In a post from last week (and subsequent comments), Greg challenged me to provide an “intellectual architecture to guide our thinking about how to resolve disputes between the consciences of individuals and the institutions that form those consciences.” Vital and such, and also hard.
Greg proposes that we connect the capax dei — a naturally-instilled capacity for God — not only in conscience but also in institutions. His reasoning is that “God is a God of action and not just of knowledge and contemplation”, and to place the capax dei solely in the conscience would imply that we act on our religious beliefs only in contemplation. Thus, we must locate the capax dei also in institutions.
As I mentioned in an earlier post, though, the conscience relies, in part, and both knowingly and not, on institutions for its formation…To deny religion its role would be grossly unfair, favoring secular institutions’ influence in forming the conscience. In other words, institutions do form the conscience, so to discriminate against religious institutions’ attempts to form the conscience — which generally includes some sort of institutional authority claims over its adherents, even if only in the educative sense — would actually be to favor secular institutions (education, media, etc.).
Greg is summing up my above position as “conscience requires institutions to form it,” which isn’t entirely what I mean but I take the point. (I would say that institutions necessarily do form consciences — goodness, take education as an institution and we’re already there, but there are plenty of media, cultural, social and religious institutions to point to that influence the conscience, both obviously and subtly.) He sees this position as inadequate for providing the intellectual architecture mentioned above, and suggests instead that if we “articulate how institutions are connected to the capax dei without having to run that connection through the conscience,” we will be better off for it.

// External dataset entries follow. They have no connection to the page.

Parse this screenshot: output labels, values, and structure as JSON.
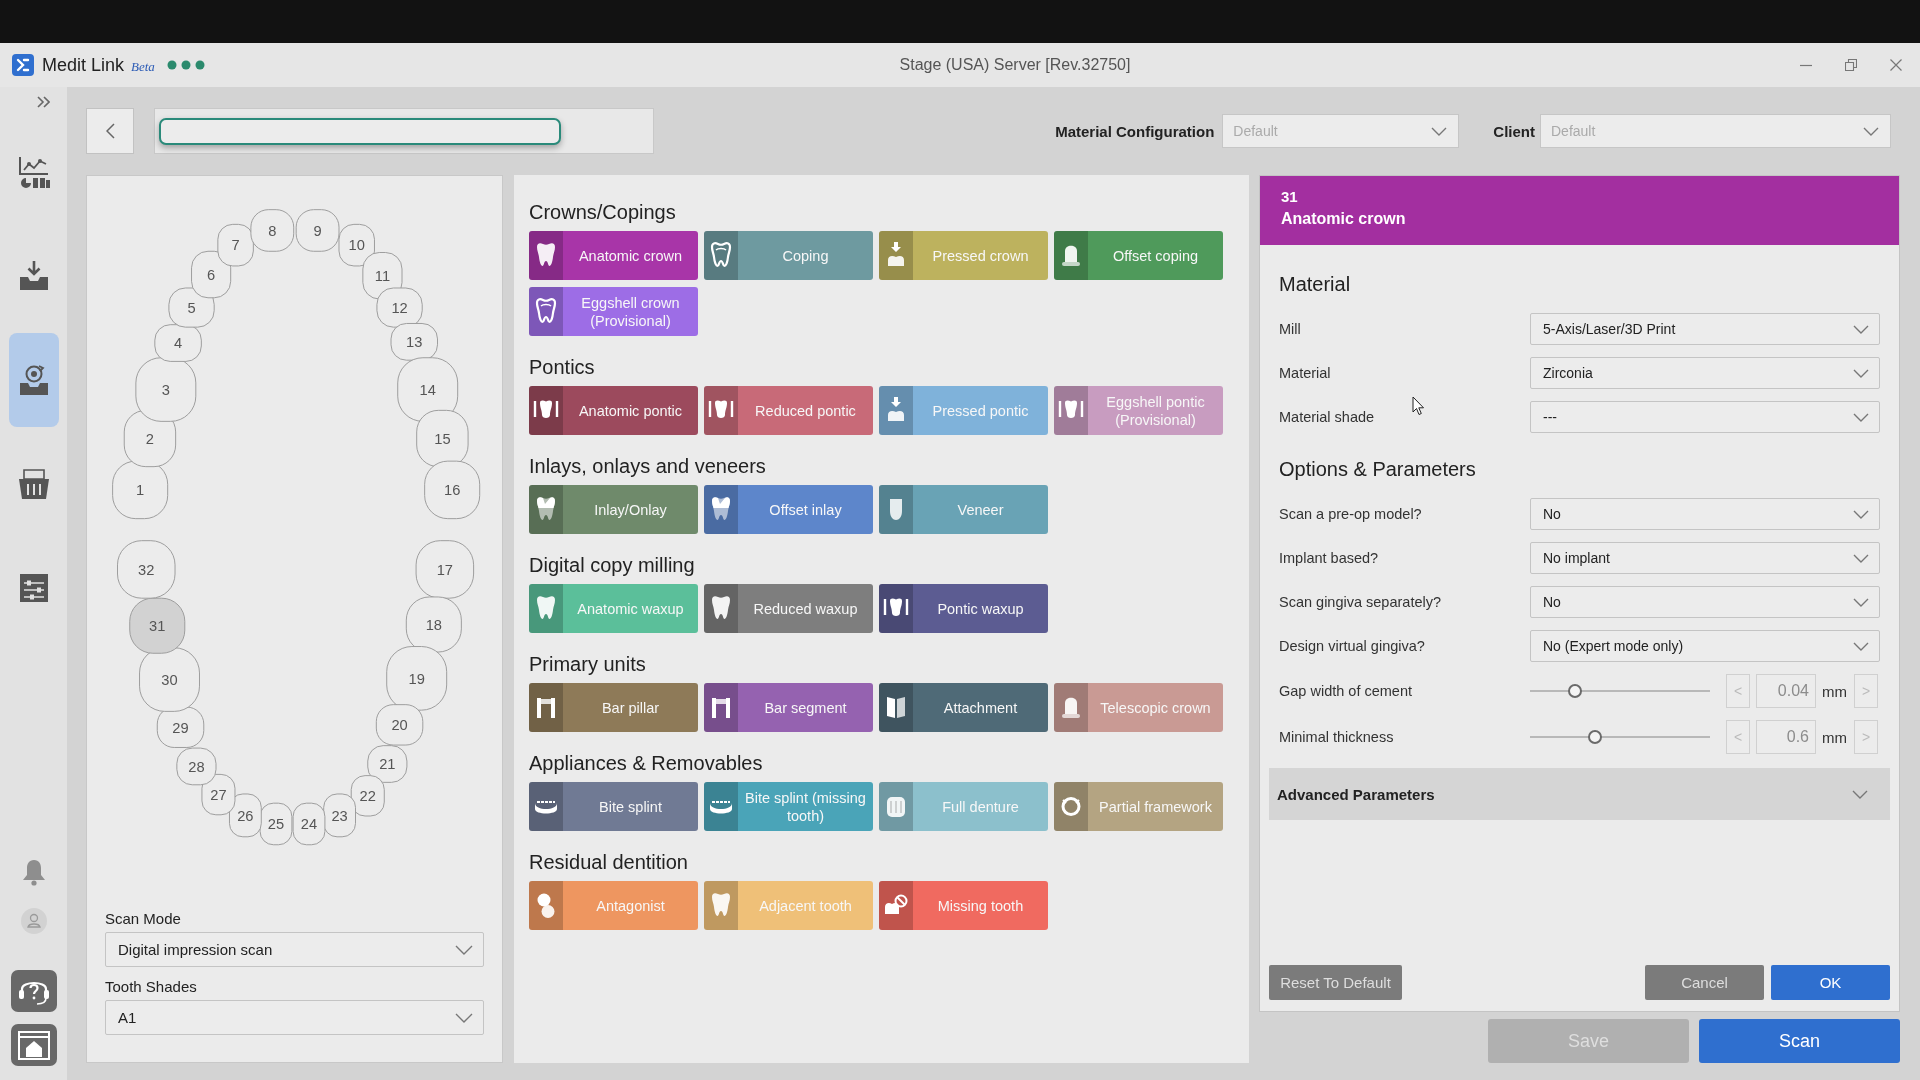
{
  "window": {
    "app_name": "Medit Link",
    "app_badge": "Beta",
    "title": "Stage (USA) Server [Rev.32750]"
  },
  "sidebar": {
    "items": [
      {
        "selected": false
      },
      {
        "selected": false
      },
      {
        "selected": true
      },
      {
        "selected": false
      },
      {
        "selected": false
      }
    ]
  },
  "toolbar": {
    "search": {
      "focused": true
    },
    "material_configuration": {
      "label": "Material Configuration",
      "placeholder": "Default"
    },
    "client": {
      "label": "Client",
      "placeholder": "Default"
    }
  },
  "tooth_chart": {
    "teeth": [
      {
        "number": "1",
        "selected": false
      },
      {
        "number": "2",
        "selected": false
      },
      {
        "number": "3",
        "selected": false
      },
      {
        "number": "4",
        "selected": false
      },
      {
        "number": "5",
        "selected": false
      },
      {
        "number": "6",
        "selected": false
      },
      {
        "number": "7",
        "selected": false
      },
      {
        "number": "8",
        "selected": false
      },
      {
        "number": "9",
        "selected": false
      },
      {
        "number": "10",
        "selected": false
      },
      {
        "number": "11",
        "selected": false
      },
      {
        "number": "12",
        "selected": false
      },
      {
        "number": "13",
        "selected": false
      },
      {
        "number": "14",
        "selected": false
      },
      {
        "number": "15",
        "selected": false
      },
      {
        "number": "16",
        "selected": false
      },
      {
        "number": "17",
        "selected": false
      },
      {
        "number": "18",
        "selected": false
      },
      {
        "number": "19",
        "selected": false
      },
      {
        "number": "20",
        "selected": false
      },
      {
        "number": "21",
        "selected": false
      },
      {
        "number": "22",
        "selected": false
      },
      {
        "number": "23",
        "selected": false
      },
      {
        "number": "24",
        "selected": false
      },
      {
        "number": "25",
        "selected": false
      },
      {
        "number": "26",
        "selected": false
      },
      {
        "number": "27",
        "selected": false
      },
      {
        "number": "28",
        "selected": false
      },
      {
        "number": "29",
        "selected": false
      },
      {
        "number": "30",
        "selected": false
      },
      {
        "number": "31",
        "selected": true
      },
      {
        "number": "32",
        "selected": false
      }
    ]
  },
  "scan_mode": {
    "label": "Scan Mode",
    "value": "Digital impression scan"
  },
  "tooth_shades": {
    "label": "Tooth Shades",
    "value": "A1"
  },
  "sections": [
    {
      "title": "Crowns/Copings",
      "buttons": [
        {
          "label": "Anatomic crown",
          "color": "#a835a8"
        },
        {
          "label": "Coping",
          "color": "#6e9aa0"
        },
        {
          "label": "Pressed crown",
          "color": "#bdb25e"
        },
        {
          "label": "Offset coping",
          "color": "#4f9a5b"
        },
        {
          "label": "Eggshell crown (Provisional)",
          "color": "#9d6de6"
        }
      ]
    },
    {
      "title": "Pontics",
      "buttons": [
        {
          "label": "Anatomic pontic",
          "color": "#9c4a5d"
        },
        {
          "label": "Reduced pontic",
          "color": "#c86a78"
        },
        {
          "label": "Pressed pontic",
          "color": "#7fb2da"
        },
        {
          "label": "Eggshell pontic (Provisional)",
          "color": "#c89cc0"
        }
      ]
    },
    {
      "title": "Inlays, onlays and veneers",
      "buttons": [
        {
          "label": "Inlay/Onlay",
          "color": "#6f8a6b"
        },
        {
          "label": "Offset inlay",
          "color": "#5d86cb"
        },
        {
          "label": "Veneer",
          "color": "#69a3b5"
        }
      ]
    },
    {
      "title": "Digital copy milling",
      "buttons": [
        {
          "label": "Anatomic waxup",
          "color": "#5bbf9a"
        },
        {
          "label": "Reduced waxup",
          "color": "#7e7e7e"
        },
        {
          "label": "Pontic waxup",
          "color": "#5c5c92"
        }
      ]
    },
    {
      "title": "Primary units",
      "buttons": [
        {
          "label": "Bar pillar",
          "color": "#8e7a58"
        },
        {
          "label": "Bar segment",
          "color": "#9562b0"
        },
        {
          "label": "Attachment",
          "color": "#4f6a77"
        },
        {
          "label": "Telescopic crown",
          "color": "#c99a94"
        }
      ]
    },
    {
      "title": "Appliances & Removables",
      "buttons": [
        {
          "label": "Bite splint",
          "color": "#707a94"
        },
        {
          "label": "Bite splint (missing tooth)",
          "color": "#4aa4b8"
        },
        {
          "label": "Full denture",
          "color": "#8cc0cc"
        },
        {
          "label": "Partial framework",
          "color": "#b4a482"
        }
      ]
    },
    {
      "title": "Residual dentition",
      "buttons": [
        {
          "label": "Antagonist",
          "color": "#ee9660"
        },
        {
          "label": "Adjacent tooth",
          "color": "#efc078"
        },
        {
          "label": "Missing tooth",
          "color": "#f06a60"
        }
      ]
    }
  ],
  "details": {
    "tooth": "31",
    "title": "Anatomic crown",
    "material_heading": "Material",
    "material_fields": [
      {
        "label": "Mill",
        "value": "5-Axis/Laser/3D Print"
      },
      {
        "label": "Material",
        "value": "Zirconia"
      },
      {
        "label": "Material shade",
        "value": "---"
      }
    ],
    "options_heading": "Options & Parameters",
    "option_fields": [
      {
        "kind": "dropdown",
        "label": "Scan a pre-op model?",
        "value": "No"
      },
      {
        "kind": "dropdown",
        "label": "Implant based?",
        "value": "No implant"
      },
      {
        "kind": "dropdown",
        "label": "Scan gingiva separately?",
        "value": "No"
      },
      {
        "kind": "dropdown",
        "label": "Design virtual gingiva?",
        "value": "No (Expert mode only)"
      },
      {
        "kind": "slider",
        "label": "Gap width of cement",
        "level": 0.23,
        "decrement": "<",
        "value": "0.04",
        "unit": "mm",
        "increment": ">",
        "disabled": true
      },
      {
        "kind": "slider",
        "label": "Minimal thickness",
        "level": 0.35,
        "decrement": "<",
        "value": "0.6",
        "unit": "mm",
        "increment": ">",
        "disabled": true
      }
    ],
    "advanced": {
      "label": "Advanced Parameters",
      "expanded": false
    },
    "reset_label": "Reset To Default",
    "buttons": [
      {
        "label": "Cancel",
        "kind": "secondary"
      },
      {
        "label": "OK",
        "kind": "primary"
      }
    ]
  },
  "actions": [
    {
      "label": "Save",
      "disabled": true
    },
    {
      "label": "Scan",
      "disabled": false
    }
  ]
}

Thus far, Greg’s actual words. Now, a reading into those words:
I think that Greg is resisting my situating the capax dei in the conscience alone because he think that if we can connect institutions — educational, artistic, professional, et al, — directly to God (n.b.: not to the capacity for God), we will be better off. In other words, if we can have at our disposal a defense of the work for its own sake, because it is part of the creative work that God entrusts to human beings, we will have a much richer defense against centralized edicts (actual or by funding restrictions) declaring what education, art, science, et al. ought to look like. If, on the other hand, we can only defend work and institutions against government encroachment by finding a way in which that encroachment violates consciences, we have very few resources to draw upon.
On this, we agree – that is, if this “Greg thinks thusly” characterization is correct. In other words, we have freedom, we ought to have freedom, to carry out all kinds of institutional work simply because it is part of God’s creation, and decidedly not the state’s creation. And that freedom should be the default position, not only ‘granted’ when conscience demands it. So in an important way, God resides in those institutions themselves. (I probably need correcting from a theologian on how to articulate that point, though.)
But I still don’t think that the capacity for God, as intended in the old doctrine of capax dei, resides in those institutions. I want to keep this as just a capacity for God, not God Himself. And that capacity is, I have to maintain, not itself active. The manifestation of it is certainly active; it is work, art, education, everything. That is, the capax dei does manifest itself in institutions. But the capacity itself is something that compels the conscience, rather than an institution, toward God or at least the search for religious truth.
Why this matters is that I want to argue that the capax dei is an important tool in the preservation of the freedom of religion and not just the freedom of conscience. The conscience can tell a person all kinds of things; it can be wholly individualized. This leaves us without any mechanism for arbitrating between individuals’ conscience-based claims. But the capax dei links the conscience to religions, and imbues those religions with not only the value of conscience claims but with an institutional authority as that institution that mediates the individual’s capax dei with deo. Again, as I wrote, a natural capacity and desire for God means that we as humans must be free to pursue not only our consciences’ demands, but God Himself. This is a subtle but very important distinction, for if we need only obey our own consciences, we can probably stop with philosophy, which helps us understand the nature of the good. But if we have natural desires and capacities to know God, we must also have religion — and, consequently, freedom of religion.